WHY THE REPUBLICAN PARTY IS NOT COMMITTING TO ROMNEY: “The right-wing Christian base is looking for a reason, any reason to demonize him because he’s a Mormon. They’re showing their true colors, they’re wholly owned by radical, fundamentalist Christians and that cannot be good for the United States of America.”
ON NEWT GINGRICH: “Gingrich. Smart guy, really, really smart guy but I don’t agree with almost any of his political positions, and there was a time when he showed intellectual prowess, but his personal foibles are such that he shows he’s not suited for political office. Three wives? Come on. I’m the most open minded person in the world when it comes to social issues, but you want someone with strength and convictions, and he doesn’t. He’s lived his life like a drunken frat-boy.”
ON RON PAUL: “Ron Paul is the crazy uncle at both CPAC and Occupy DC. He has supporters on all sides of the spectrum. He’s personally good for the process because he does have very few common sense ideas but when you look at his intellectual underpinnings, he’s a little crazy. He’s unforgiving on certain social issues and it’s amazing how many people support him. You can’t be an Objectivist and a Christian at the same time.”

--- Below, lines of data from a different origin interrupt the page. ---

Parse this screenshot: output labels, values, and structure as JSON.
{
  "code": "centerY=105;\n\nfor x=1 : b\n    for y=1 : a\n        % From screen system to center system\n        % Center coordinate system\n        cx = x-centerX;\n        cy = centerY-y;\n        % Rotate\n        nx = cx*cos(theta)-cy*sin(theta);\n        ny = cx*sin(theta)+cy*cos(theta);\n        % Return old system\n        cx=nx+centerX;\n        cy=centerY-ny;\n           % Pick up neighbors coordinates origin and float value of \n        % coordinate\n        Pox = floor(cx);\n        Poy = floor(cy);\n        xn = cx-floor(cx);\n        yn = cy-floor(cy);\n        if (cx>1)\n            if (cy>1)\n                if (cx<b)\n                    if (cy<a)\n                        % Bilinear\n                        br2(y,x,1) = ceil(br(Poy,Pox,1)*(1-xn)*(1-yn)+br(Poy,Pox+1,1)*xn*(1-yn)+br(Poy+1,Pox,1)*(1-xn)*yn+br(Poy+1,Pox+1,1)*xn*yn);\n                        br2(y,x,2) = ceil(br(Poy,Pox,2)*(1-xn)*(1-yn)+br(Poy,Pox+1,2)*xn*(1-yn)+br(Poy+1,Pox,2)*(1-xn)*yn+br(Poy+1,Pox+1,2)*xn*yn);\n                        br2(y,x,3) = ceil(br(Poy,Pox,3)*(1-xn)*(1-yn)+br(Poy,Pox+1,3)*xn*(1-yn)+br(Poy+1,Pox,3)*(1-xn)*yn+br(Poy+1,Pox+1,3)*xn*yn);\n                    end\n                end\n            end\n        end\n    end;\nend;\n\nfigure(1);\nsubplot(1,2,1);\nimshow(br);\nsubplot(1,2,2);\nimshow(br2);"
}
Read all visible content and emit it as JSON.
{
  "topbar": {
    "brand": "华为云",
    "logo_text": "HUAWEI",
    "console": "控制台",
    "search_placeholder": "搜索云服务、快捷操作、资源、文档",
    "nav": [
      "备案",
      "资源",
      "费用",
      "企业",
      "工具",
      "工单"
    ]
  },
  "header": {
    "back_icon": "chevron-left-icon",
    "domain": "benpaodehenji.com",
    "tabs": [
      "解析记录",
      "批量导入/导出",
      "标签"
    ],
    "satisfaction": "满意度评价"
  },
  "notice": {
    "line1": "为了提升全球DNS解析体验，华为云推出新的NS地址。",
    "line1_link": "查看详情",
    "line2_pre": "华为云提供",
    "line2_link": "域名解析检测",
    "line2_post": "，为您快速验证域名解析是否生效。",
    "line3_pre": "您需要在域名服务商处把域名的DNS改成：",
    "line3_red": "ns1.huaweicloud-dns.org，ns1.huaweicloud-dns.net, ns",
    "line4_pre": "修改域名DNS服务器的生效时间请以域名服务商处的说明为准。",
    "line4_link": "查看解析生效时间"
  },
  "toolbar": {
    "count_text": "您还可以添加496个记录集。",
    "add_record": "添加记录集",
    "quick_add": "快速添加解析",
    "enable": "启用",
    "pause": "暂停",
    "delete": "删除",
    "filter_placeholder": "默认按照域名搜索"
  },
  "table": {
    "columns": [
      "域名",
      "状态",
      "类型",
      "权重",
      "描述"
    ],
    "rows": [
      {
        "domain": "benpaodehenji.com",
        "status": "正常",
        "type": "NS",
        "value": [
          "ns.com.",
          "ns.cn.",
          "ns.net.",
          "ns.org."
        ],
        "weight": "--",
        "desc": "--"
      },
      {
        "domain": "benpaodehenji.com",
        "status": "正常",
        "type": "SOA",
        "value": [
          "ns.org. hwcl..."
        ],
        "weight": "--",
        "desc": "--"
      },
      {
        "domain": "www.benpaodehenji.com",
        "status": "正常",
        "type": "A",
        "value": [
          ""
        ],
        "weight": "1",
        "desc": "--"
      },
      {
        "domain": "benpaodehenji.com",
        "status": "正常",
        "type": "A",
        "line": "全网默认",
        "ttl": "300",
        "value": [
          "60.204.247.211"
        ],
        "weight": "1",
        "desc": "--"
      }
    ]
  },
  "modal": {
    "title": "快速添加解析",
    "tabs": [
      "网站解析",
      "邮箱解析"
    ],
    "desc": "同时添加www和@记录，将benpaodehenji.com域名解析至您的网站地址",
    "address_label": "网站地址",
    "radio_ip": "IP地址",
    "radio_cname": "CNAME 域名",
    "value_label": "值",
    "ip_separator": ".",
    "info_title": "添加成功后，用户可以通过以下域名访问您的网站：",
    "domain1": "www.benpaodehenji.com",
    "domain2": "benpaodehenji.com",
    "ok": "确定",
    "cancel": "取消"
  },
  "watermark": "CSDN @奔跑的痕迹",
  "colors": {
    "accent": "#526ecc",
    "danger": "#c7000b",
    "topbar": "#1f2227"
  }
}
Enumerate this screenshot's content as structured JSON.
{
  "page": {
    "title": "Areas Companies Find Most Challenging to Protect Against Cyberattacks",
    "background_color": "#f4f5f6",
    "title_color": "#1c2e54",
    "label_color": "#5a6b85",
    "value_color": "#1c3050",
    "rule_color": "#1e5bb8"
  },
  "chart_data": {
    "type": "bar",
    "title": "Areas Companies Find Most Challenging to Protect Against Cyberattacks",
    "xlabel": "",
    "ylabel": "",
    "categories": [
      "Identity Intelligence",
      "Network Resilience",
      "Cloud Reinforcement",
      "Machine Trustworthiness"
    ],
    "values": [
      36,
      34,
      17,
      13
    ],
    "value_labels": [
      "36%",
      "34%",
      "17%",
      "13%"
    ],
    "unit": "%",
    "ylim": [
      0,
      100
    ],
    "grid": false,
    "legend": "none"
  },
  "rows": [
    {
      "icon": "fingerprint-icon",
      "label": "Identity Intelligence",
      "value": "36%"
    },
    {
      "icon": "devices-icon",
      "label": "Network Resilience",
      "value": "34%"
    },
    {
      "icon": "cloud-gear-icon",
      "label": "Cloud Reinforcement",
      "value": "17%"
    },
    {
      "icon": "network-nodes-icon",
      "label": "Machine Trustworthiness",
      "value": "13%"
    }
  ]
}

ON PRESIDENT OBAMA: “Obama sickens me, he’s the biggest disappointment of my life. I’m an anarchist but I vote because I still have to live in this system. On election-day, I felt sick, but I voted for him because he did seem like a different kind of politician. He gained his Senate seat just as a launching pad, but I believed him. I believed he was going to be a new politician, a new type of president, but he’s now just a big war criminal as George W. Bush as far as I’m concerned. When he appointed Geithner I was like, really? You’re going to get former Goldman Saks people? Obama had the opportunity with his force and personality as the first black president and really riding into office on a wave of hope and goodwill, there were a lot of slightly left Republicans even, but he’s never taken advantage of the bully pulpit he was given.”
ON THE OCCUPY MOVEMENT: “I think the most important thing about the occupation is that we are horizontal. We truly don’t have leadership. We represent such a broad sect of society we only agree on a few things and those things will come up to our general assembly process and sometimes they become part of the official position of Occupy. If you’re an occupier you’re not just encouraged but required to do the best thing for the occupation. As long as you’re not talking about violently hurting another human being, I may not join you, but I’ll stand in solidarity with what you do. I think what the occupation will achieve is not change but rather space for a chance. By hitting the 1 percent from every angle we are going to disrupt it and create that space for chance.”
James concluded the one hour interview by saying that he actually “pine(s) for the days of William F. Buckley, when there were intelligent people who would debate the issues with convictions.” He concluded, “There was a generation of conservatives. Many of them were well spoken, their arguments were well reasoned and they came from personal conviction and by and large you could, the American public could carry on a conversation that mattered without it devolving Jersey Shore.”